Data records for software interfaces

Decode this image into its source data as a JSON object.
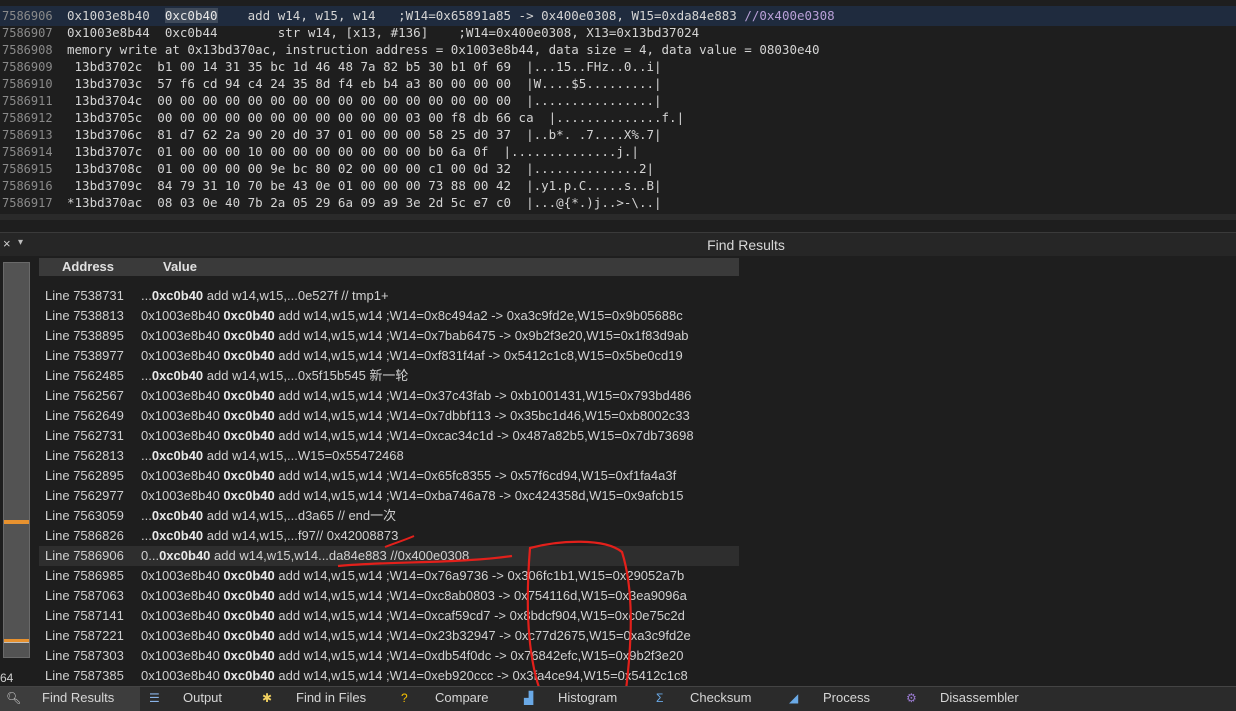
{
  "editor": {
    "lines": [
      {
        "ln": "7586906",
        "segments": [
          {
            "text": "0x1003e8b40  ",
            "cls": ""
          },
          {
            "text": "0xc0b40",
            "cls": "sel"
          },
          {
            "text": "    add w14, w15, w14   ;W14=0x65891a85 -> 0x400e0308, W15=0xda84e883 ",
            "cls": ""
          },
          {
            "text": "//0x400e0308",
            "cls": "cmt"
          }
        ],
        "highlight": true
      },
      {
        "ln": "7586907",
        "segments": [
          {
            "text": "0x1003e8b44  0xc0b44        str w14, [x13, #136]    ;W14=0x400e0308, X13=0x13bd37024",
            "cls": ""
          }
        ]
      },
      {
        "ln": "7586908",
        "segments": [
          {
            "text": "memory write at 0x13bd370ac, instruction address = 0x1003e8b44, data size = 4, data value = 08030e40",
            "cls": ""
          }
        ]
      },
      {
        "ln": "7586909",
        "segments": [
          {
            "text": " 13bd3702c  b1 00 14 31 35 bc 1d 46 48 7a 82 b5 30 b1 0f 69  |...15..FHz..0..i|",
            "cls": ""
          }
        ]
      },
      {
        "ln": "7586910",
        "segments": [
          {
            "text": " 13bd3703c  57 f6 cd 94 c4 24 35 8d f4 eb b4 a3 80 00 00 00  |W....$5.........|",
            "cls": ""
          }
        ]
      },
      {
        "ln": "7586911",
        "segments": [
          {
            "text": " 13bd3704c  00 00 00 00 00 00 00 00 00 00 00 00 00 00 00 00  |................|",
            "cls": ""
          }
        ]
      },
      {
        "ln": "7586912",
        "segments": [
          {
            "text": " 13bd3705c  00 00 00 00 00 00 00 00 00 00 00 03 00 f8 db 66 ca  |..............f.|",
            "cls": ""
          }
        ]
      },
      {
        "ln": "7586913",
        "segments": [
          {
            "text": " 13bd3706c  81 d7 62 2a 90 20 d0 37 01 00 00 00 58 25 d0 37  |..b*. .7....X%.7|",
            "cls": ""
          }
        ]
      },
      {
        "ln": "7586914",
        "segments": [
          {
            "text": " 13bd3707c  01 00 00 00 10 00 00 00 00 00 00 00 b0 6a 0f  |..............j.|",
            "cls": ""
          }
        ]
      },
      {
        "ln": "7586915",
        "segments": [
          {
            "text": " 13bd3708c  01 00 00 00 00 9e bc 80 02 00 00 00 c1 00 0d 32  |..............2|",
            "cls": ""
          }
        ]
      },
      {
        "ln": "7586916",
        "segments": [
          {
            "text": " 13bd3709c  84 79 31 10 70 be 43 0e 01 00 00 00 73 88 00 42  |.y1.p.C.....s..B|",
            "cls": ""
          }
        ]
      },
      {
        "ln": "7586917",
        "segments": [
          {
            "text": "*13bd370ac  08 03 0e 40 7b 2a 05 29 6a 09 a9 3e 2d 5c e7 c0  |...@{*.)j..>-\\..|",
            "cls": ""
          }
        ]
      }
    ]
  },
  "panel": {
    "close_icon": "×",
    "menu_icon": "▾",
    "title": "Find Results",
    "col_address": "Address",
    "col_value": "Value",
    "gutter_number": "64"
  },
  "results": [
    {
      "line": "Line 7538731",
      "pre": "...",
      "bold": "0xc0b40",
      "post": "  add w14,w15,...0e527f  // tmp1+"
    },
    {
      "line": "Line 7538813",
      "pre": "0x1003e8b40  ",
      "bold": "0xc0b40",
      "post": "  add w14,w15,w14 ;W14=0x8c494a2 -> 0xa3c9fd2e,W15=0x9b05688c"
    },
    {
      "line": "Line 7538895",
      "pre": "0x1003e8b40  ",
      "bold": "0xc0b40",
      "post": "  add w14,w15,w14 ;W14=0x7bab6475 -> 0x9b2f3e20,W15=0x1f83d9ab"
    },
    {
      "line": "Line 7538977",
      "pre": "0x1003e8b40  ",
      "bold": "0xc0b40",
      "post": "  add w14,w15,w14 ;W14=0xf831f4af -> 0x5412c1c8,W15=0x5be0cd19"
    },
    {
      "line": "Line 7562485",
      "pre": "...",
      "bold": "0xc0b40",
      "post": "  add w14,w15,...0x5f15b545 新一轮"
    },
    {
      "line": "Line 7562567",
      "pre": "0x1003e8b40  ",
      "bold": "0xc0b40",
      "post": "  add w14,w15,w14 ;W14=0x37c43fab -> 0xb1001431,W15=0x793bd486"
    },
    {
      "line": "Line 7562649",
      "pre": "0x1003e8b40  ",
      "bold": "0xc0b40",
      "post": "  add w14,w15,w14 ;W14=0x7dbbf113 -> 0x35bc1d46,W15=0xb8002c33"
    },
    {
      "line": "Line 7562731",
      "pre": "0x1003e8b40  ",
      "bold": "0xc0b40",
      "post": "  add w14,w15,w14 ;W14=0xcac34c1d -> 0x487a82b5,W15=0x7db73698"
    },
    {
      "line": "Line 7562813",
      "pre": "...",
      "bold": "0xc0b40",
      "post": "  add w14,w15,...W15=0x55472468"
    },
    {
      "line": "Line 7562895",
      "pre": "0x1003e8b40  ",
      "bold": "0xc0b40",
      "post": "  add w14,w15,w14 ;W14=0x65fc8355 -> 0x57f6cd94,W15=0xf1fa4a3f"
    },
    {
      "line": "Line 7562977",
      "pre": "0x1003e8b40  ",
      "bold": "0xc0b40",
      "post": "  add w14,w15,w14 ;W14=0xba746a78 -> 0xc424358d,W15=0x9afcb15"
    },
    {
      "line": "Line 7563059",
      "pre": "...",
      "bold": "0xc0b40",
      "post": "  add w14,w15,...d3a65 // end一次"
    },
    {
      "line": "Line 7586826",
      "pre": "...",
      "bold": "0xc0b40",
      "post": "  add w14,w15,...f97// 0x42008873"
    },
    {
      "line": "Line 7586906",
      "pre": "0...",
      "bold": "0xc0b40",
      "post": "   add w14,w15,w14...da84e883 //0x400e0308",
      "selected": true
    },
    {
      "line": "Line 7586985",
      "pre": "0x1003e8b40  ",
      "bold": "0xc0b40",
      "post": "  add w14,w15,w14 ;W14=0x76a9736 -> 0x306fc1b1,W15=0x29052a7b"
    },
    {
      "line": "Line 7587063",
      "pre": "0x1003e8b40  ",
      "bold": "0xc0b40",
      "post": "  add w14,w15,w14 ;W14=0xc8ab0803 -> 0x754116d,W15=0x3ea9096a"
    },
    {
      "line": "Line 7587141",
      "pre": "0x1003e8b40  ",
      "bold": "0xc0b40",
      "post": "  add w14,w15,w14 ;W14=0xcaf59cd7 -> 0x8bdcf904,W15=0xc0e75c2d"
    },
    {
      "line": "Line 7587221",
      "pre": "0x1003e8b40  ",
      "bold": "0xc0b40",
      "post": "  add w14,w15,w14 ;W14=0x23b32947 -> 0xc77d2675,W15=0xa3c9fd2e"
    },
    {
      "line": "Line 7587303",
      "pre": "0x1003e8b40  ",
      "bold": "0xc0b40",
      "post": "  add w14,w15,w14 ;W14=0xdb54f0dc -> 0x76842efc,W15=0x9b2f3e20"
    },
    {
      "line": "Line 7587385",
      "pre": "0x1003e8b40  ",
      "bold": "0xc0b40",
      "post": "  add w14,w15,w14 ;W14=0xeb920ccc -> 0x3fa4ce94,W15=0x5412c1c8"
    }
  ],
  "tabs": [
    {
      "id": "find-results",
      "label": "Find Results",
      "icon": "magnifier-icon",
      "active": true
    },
    {
      "id": "output",
      "label": "Output",
      "icon": "output-list-icon"
    },
    {
      "id": "find-in-files",
      "label": "Find in Files",
      "icon": "find-in-files-icon"
    },
    {
      "id": "compare",
      "label": "Compare",
      "icon": "question-compare-icon"
    },
    {
      "id": "histogram",
      "label": "Histogram",
      "icon": "histogram-icon"
    },
    {
      "id": "checksum",
      "label": "Checksum",
      "icon": "sigma-icon"
    },
    {
      "id": "process",
      "label": "Process",
      "icon": "process-icon"
    },
    {
      "id": "disassembler",
      "label": "Disassembler",
      "icon": "disassembler-icon"
    }
  ],
  "colors": {
    "selection_mark": "#e8922f",
    "annotation_red": "#e3201b",
    "comment": "#b9a0d8"
  }
}
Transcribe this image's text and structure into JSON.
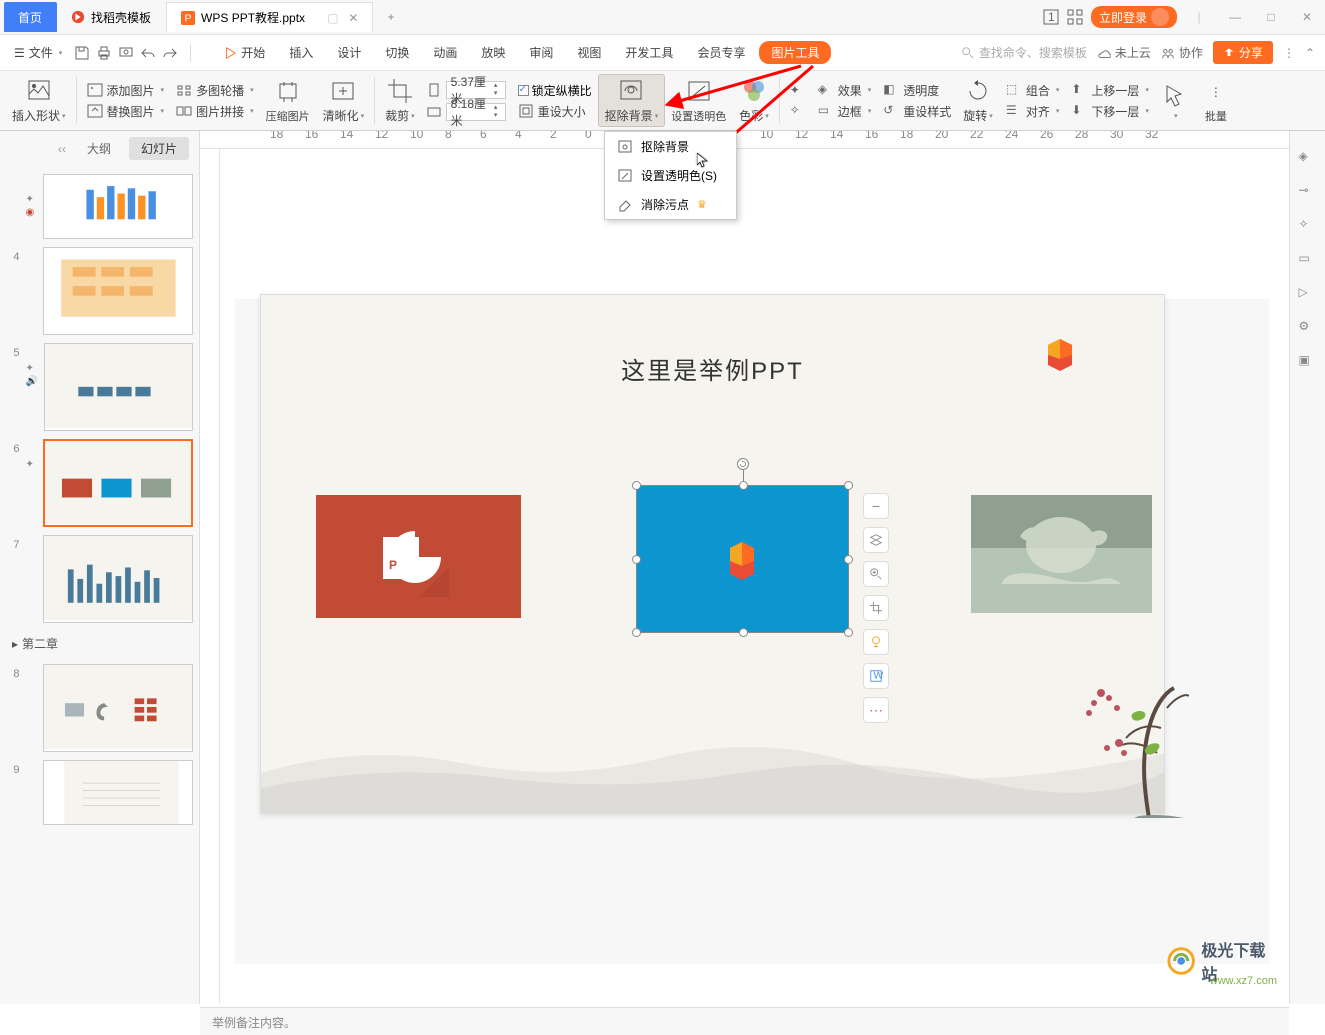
{
  "titlebar": {
    "home_tab": "首页",
    "template_tab": "找稻壳模板",
    "file_tab": "WPS PPT教程.pptx",
    "login": "立即登录",
    "add_tab": "+"
  },
  "menubar": {
    "file": "文件",
    "search_placeholder": "查找命令、搜索模板",
    "cloud": "未上云",
    "collab": "协作",
    "share": "分享",
    "items": [
      "开始",
      "插入",
      "设计",
      "切换",
      "动画",
      "放映",
      "审阅",
      "视图",
      "开发工具",
      "会员专享"
    ],
    "pictools": "图片工具"
  },
  "ribbon": {
    "insert_shape": "插入形状",
    "add_image": "添加图片",
    "replace_image": "替换图片",
    "multi_outline": "多图轮播",
    "image_stitch": "图片拼接",
    "compress_image": "压缩图片",
    "clarify": "清晰化",
    "crop": "裁剪",
    "width_label": "5.37厘米",
    "height_label": "8.18厘米",
    "lock_ratio": "锁定纵横比",
    "reset_size": "重设大小",
    "remove_bg": "抠除背景",
    "set_trans": "设置透明色",
    "color": "色彩",
    "effect": "效果",
    "border": "边框",
    "transparency": "透明度",
    "reset_style": "重设样式",
    "rotate": "旋转",
    "align": "对齐",
    "group": "组合",
    "move_up": "上移一层",
    "move_down": "下移一层",
    "batch": "批量"
  },
  "dropdown": {
    "item1": "抠除背景",
    "item2": "设置透明色(S)",
    "item3": "消除污点"
  },
  "thumbs": {
    "outline": "大纲",
    "slides": "幻灯片",
    "section2": "第二章",
    "nums": [
      "4",
      "5",
      "6",
      "7",
      "8",
      "9"
    ]
  },
  "slide": {
    "title": "这里是举例PPT"
  },
  "notes": {
    "label": "举例备注内容。"
  },
  "watermark": {
    "name": "极光下载站",
    "url": "www.xz7.com"
  },
  "chart_data": {
    "type": "other",
    "note": "screenshot of WPS Presentation UI; selected image on slide with picture tools ribbon and 抠除背景 dropdown open"
  }
}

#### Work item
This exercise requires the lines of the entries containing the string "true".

#### Result of this task
        "highlight": true
      "selected": true
      "active": true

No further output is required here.